[Opening MATERIAL FOR THIS EXERCISE section]

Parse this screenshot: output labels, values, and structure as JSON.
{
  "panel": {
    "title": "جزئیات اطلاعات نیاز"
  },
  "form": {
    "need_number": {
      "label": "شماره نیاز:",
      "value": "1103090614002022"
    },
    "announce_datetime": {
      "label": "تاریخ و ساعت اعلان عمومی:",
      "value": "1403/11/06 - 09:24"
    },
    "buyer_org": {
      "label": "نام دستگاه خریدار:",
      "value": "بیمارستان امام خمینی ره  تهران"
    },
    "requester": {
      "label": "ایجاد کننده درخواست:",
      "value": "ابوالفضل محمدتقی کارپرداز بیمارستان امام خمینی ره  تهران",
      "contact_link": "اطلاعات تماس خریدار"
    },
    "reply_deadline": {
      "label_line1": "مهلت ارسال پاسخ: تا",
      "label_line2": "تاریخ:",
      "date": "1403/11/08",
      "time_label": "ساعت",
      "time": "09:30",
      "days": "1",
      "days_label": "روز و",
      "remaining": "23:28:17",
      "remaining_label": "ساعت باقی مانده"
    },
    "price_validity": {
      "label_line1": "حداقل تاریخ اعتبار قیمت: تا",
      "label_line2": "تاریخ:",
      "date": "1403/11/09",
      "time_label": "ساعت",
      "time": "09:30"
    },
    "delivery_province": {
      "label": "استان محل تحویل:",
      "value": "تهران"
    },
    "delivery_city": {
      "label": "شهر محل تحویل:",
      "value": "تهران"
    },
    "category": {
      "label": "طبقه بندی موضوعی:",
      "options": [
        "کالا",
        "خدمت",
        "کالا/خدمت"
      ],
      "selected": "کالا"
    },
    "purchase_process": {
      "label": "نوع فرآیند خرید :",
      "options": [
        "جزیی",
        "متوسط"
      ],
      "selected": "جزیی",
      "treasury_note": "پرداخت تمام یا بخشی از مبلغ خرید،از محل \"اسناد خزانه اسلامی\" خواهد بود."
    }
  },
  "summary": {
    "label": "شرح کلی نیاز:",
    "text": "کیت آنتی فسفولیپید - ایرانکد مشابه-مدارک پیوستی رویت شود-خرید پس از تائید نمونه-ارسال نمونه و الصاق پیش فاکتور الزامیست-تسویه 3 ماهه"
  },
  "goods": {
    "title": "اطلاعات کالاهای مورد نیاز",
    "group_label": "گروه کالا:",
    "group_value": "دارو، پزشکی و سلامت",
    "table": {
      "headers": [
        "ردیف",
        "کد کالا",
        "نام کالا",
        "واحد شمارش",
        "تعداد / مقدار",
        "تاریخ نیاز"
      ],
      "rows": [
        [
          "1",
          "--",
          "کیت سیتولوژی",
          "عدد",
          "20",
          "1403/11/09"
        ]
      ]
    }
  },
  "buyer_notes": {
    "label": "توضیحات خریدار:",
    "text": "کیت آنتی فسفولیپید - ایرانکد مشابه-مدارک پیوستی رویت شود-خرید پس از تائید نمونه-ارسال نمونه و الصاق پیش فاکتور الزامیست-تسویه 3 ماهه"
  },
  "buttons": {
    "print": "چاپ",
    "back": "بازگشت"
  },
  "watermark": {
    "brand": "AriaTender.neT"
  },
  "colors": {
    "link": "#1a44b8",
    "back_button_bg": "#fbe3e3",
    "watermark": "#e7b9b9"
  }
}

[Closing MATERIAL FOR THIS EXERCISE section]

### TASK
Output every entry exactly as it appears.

### RESULT FOR THIS TASK
Parse this screenshot: output labels, values, and structure as JSON.
{
  "panel": {
    "title": "جزئیات اطلاعات نیاز"
  },
  "form": {
    "need_number": {
      "label": "شماره نیاز:",
      "value": "1103090614002022"
    },
    "announce_datetime": {
      "label": "تاریخ و ساعت اعلان عمومی:",
      "value": "1403/11/06 - 09:24"
    },
    "buyer_org": {
      "label": "نام دستگاه خریدار:",
      "value": "بیمارستان امام خمینی ره  تهران"
    },
    "requester": {
      "label": "ایجاد کننده درخواست:",
      "value": "ابوالفضل محمدتقی کارپرداز بیمارستان امام خمینی ره  تهران",
      "contact_link": "اطلاعات تماس خریدار"
    },
    "reply_deadline": {
      "label_line1": "مهلت ارسال پاسخ: تا",
      "label_line2": "تاریخ:",
      "date": "1403/11/08",
      "time_label": "ساعت",
      "time": "09:30",
      "days": "1",
      "days_label": "روز و",
      "remaining": "23:28:17",
      "remaining_label": "ساعت باقی مانده"
    },
    "price_validity": {
      "label_line1": "حداقل تاریخ اعتبار قیمت: تا",
      "label_line2": "تاریخ:",
      "date": "1403/11/09",
      "time_label": "ساعت",
      "time": "09:30"
    },
    "delivery_province": {
      "label": "استان محل تحویل:",
      "value": "تهران"
    },
    "delivery_city": {
      "label": "شهر محل تحویل:",
      "value": "تهران"
    },
    "category": {
      "label": "طبقه بندی موضوعی:",
      "options": [
        "کالا",
        "خدمت",
        "کالا/خدمت"
      ],
      "selected": "کالا"
    },
    "purchase_process": {
      "label": "نوع فرآیند خرید :",
      "options": [
        "جزیی",
        "متوسط"
      ],
      "selected": "جزیی",
      "treasury_note": "پرداخت تمام یا بخشی از مبلغ خرید،از محل \"اسناد خزانه اسلامی\" خواهد بود."
    }
  },
  "summary": {
    "label": "شرح کلی نیاز:",
    "text": "کیت آنتی فسفولیپید - ایرانکد مشابه-مدارک پیوستی رویت شود-خرید پس از تائید نمونه-ارسال نمونه و الصاق پیش فاکتور الزامیست-تسویه 3 ماهه"
  },
  "goods": {
    "title": "اطلاعات کالاهای مورد نیاز",
    "group_label": "گروه کالا:",
    "group_value": "دارو، پزشکی و سلامت",
    "table": {
      "headers": [
        "ردیف",
        "کد کالا",
        "نام کالا",
        "واحد شمارش",
        "تعداد / مقدار",
        "تاریخ نیاز"
      ],
      "rows": [
        [
          "1",
          "--",
          "کیت سیتولوژی",
          "عدد",
          "20",
          "1403/11/09"
        ]
      ]
    }
  },
  "buyer_notes": {
    "label": "توضیحات خریدار:",
    "text": "کیت آنتی فسفولیپید - ایرانکد مشابه-مدارک پیوستی رویت شود-خرید پس از تائید نمونه-ارسال نمونه و الصاق پیش فاکتور الزامیست-تسویه 3 ماهه"
  },
  "buttons": {
    "print": "چاپ",
    "back": "بازگشت"
  },
  "watermark": {
    "brand": "AriaTender.neT"
  },
  "colors": {
    "link": "#1a44b8",
    "back_button_bg": "#fbe3e3",
    "watermark": "#e7b9b9"
  }
}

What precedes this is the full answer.